Dataset entries:
■ ■ ■ ■
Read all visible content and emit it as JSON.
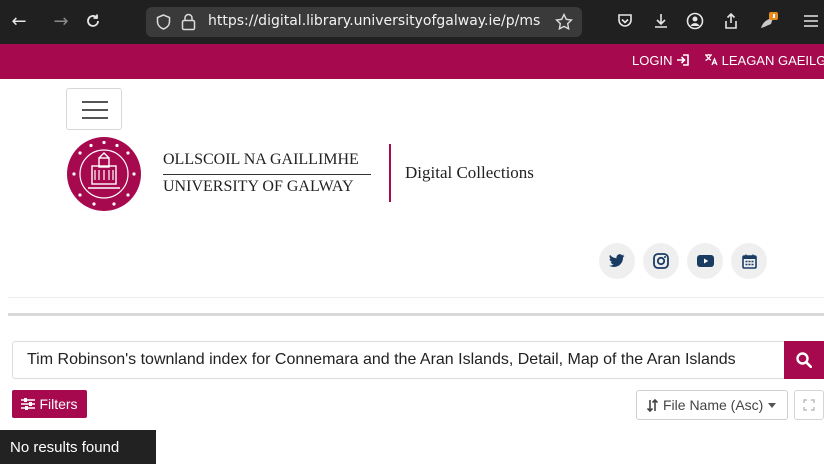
{
  "browser": {
    "url": "https://digital.library.universityofgalway.ie/p/ms",
    "back_icon": "←",
    "forward_icon": "→",
    "reload_icon": "C"
  },
  "topbar": {
    "login_label": "LOGIN",
    "language_label": "LEAGAN GAEILGE"
  },
  "header": {
    "brand_irish": "OLLSCOIL NA GAILLIMHE",
    "brand_english": "UNIVERSITY OF GALWAY",
    "site_name": "Digital Collections"
  },
  "search": {
    "value": "Tim Robinson's townland index for Connemara and the Aran Islands, Detail, Map of the Aran Islands"
  },
  "toolbar": {
    "filters_label": "Filters",
    "sort_label": "File Name (Asc)"
  },
  "results": {
    "message": "No results found"
  },
  "colors": {
    "brand": "#a6094e",
    "social_icon": "#1a3c63"
  }
}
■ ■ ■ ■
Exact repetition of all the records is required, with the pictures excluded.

Read all visible content and emit it as JSON.
{
  "browser": {
    "url": "https://digital.library.universityofgalway.ie/p/ms",
    "back_icon": "←",
    "forward_icon": "→",
    "reload_icon": "C"
  },
  "topbar": {
    "login_label": "LOGIN",
    "language_label": "LEAGAN GAEILGE"
  },
  "header": {
    "brand_irish": "OLLSCOIL NA GAILLIMHE",
    "brand_english": "UNIVERSITY OF GALWAY",
    "site_name": "Digital Collections"
  },
  "search": {
    "value": "Tim Robinson's townland index for Connemara and the Aran Islands, Detail, Map of the Aran Islands"
  },
  "toolbar": {
    "filters_label": "Filters",
    "sort_label": "File Name (Asc)"
  },
  "results": {
    "message": "No results found"
  },
  "colors": {
    "brand": "#a6094e",
    "social_icon": "#1a3c63"
  }
}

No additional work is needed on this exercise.